» **Exercise**
Only lines holding "info" are needed; copy each of them from the data below.

*** Opening of Data listing ***

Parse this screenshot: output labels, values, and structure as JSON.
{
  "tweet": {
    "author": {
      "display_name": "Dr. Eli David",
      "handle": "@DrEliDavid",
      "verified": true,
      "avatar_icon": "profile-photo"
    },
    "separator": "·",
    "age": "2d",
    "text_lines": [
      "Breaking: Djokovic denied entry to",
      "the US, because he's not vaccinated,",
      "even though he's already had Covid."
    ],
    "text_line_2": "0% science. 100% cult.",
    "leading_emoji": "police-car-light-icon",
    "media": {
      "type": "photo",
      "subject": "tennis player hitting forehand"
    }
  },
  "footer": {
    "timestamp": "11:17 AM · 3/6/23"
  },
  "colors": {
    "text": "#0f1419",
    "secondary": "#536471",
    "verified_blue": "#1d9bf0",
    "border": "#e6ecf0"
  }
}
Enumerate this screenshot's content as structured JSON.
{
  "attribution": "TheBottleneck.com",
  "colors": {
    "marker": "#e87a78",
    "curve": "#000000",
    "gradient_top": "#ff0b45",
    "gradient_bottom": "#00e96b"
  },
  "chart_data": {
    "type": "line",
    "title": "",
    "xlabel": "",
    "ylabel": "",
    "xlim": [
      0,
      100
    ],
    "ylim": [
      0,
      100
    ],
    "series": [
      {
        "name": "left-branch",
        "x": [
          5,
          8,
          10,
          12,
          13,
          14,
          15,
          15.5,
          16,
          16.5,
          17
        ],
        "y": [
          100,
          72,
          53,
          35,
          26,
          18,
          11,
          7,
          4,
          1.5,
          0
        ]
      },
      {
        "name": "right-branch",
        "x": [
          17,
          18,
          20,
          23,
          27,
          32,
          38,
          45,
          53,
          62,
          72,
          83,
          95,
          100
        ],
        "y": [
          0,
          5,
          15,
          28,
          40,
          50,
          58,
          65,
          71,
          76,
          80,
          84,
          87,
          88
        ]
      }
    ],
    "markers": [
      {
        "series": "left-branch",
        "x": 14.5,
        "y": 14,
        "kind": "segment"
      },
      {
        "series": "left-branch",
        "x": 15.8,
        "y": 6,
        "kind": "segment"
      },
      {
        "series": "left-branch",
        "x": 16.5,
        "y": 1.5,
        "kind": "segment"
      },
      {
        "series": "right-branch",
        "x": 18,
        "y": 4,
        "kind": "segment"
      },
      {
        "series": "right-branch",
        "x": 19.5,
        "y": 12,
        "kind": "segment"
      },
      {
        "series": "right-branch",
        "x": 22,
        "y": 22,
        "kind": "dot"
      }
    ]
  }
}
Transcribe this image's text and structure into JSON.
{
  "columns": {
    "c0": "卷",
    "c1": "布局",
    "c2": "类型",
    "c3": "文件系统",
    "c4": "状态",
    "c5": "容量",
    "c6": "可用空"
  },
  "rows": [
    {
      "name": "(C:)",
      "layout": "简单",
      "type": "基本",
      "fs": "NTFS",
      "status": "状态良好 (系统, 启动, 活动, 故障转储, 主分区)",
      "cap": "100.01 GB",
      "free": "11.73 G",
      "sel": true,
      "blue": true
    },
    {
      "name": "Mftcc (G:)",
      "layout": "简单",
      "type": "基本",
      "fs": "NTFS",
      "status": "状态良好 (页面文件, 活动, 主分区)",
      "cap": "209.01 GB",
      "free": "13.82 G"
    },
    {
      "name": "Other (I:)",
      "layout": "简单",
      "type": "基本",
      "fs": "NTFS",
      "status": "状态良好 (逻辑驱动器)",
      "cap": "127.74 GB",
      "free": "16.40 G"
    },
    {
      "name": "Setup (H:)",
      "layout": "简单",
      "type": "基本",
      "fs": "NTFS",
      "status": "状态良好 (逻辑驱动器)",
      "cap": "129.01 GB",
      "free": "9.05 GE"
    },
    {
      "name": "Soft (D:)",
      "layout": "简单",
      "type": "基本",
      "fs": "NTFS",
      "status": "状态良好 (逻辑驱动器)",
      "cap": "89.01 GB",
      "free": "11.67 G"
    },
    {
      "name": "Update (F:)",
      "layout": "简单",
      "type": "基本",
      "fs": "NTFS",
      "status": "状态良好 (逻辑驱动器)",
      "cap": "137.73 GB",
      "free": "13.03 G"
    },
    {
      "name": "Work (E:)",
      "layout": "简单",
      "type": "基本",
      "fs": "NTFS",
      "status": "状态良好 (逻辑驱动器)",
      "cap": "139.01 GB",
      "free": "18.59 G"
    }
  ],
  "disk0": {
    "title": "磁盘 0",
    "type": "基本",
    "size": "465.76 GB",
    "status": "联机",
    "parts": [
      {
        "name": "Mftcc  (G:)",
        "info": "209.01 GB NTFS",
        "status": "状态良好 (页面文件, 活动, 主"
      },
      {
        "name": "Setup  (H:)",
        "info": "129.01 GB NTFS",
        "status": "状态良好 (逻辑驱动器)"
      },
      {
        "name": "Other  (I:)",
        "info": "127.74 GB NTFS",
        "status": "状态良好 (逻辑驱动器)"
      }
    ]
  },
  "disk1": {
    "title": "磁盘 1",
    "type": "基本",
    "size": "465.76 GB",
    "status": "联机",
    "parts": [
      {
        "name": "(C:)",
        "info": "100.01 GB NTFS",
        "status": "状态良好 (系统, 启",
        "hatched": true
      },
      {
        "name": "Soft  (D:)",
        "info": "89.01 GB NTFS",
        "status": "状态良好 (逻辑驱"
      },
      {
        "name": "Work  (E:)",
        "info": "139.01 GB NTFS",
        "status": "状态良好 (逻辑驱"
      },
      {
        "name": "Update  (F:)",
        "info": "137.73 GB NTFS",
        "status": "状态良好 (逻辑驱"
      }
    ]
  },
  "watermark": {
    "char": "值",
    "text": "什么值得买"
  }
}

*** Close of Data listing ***

» **Response**
        "info": "209.01 GB NTFS",
        "info": "129.01 GB NTFS",
        "info": "127.74 GB NTFS",
        "info": "100.01 GB NTFS",
        "info": "89.01 GB NTFS",
        "info": "139.01 GB NTFS",
        "info": "137.73 GB NTFS",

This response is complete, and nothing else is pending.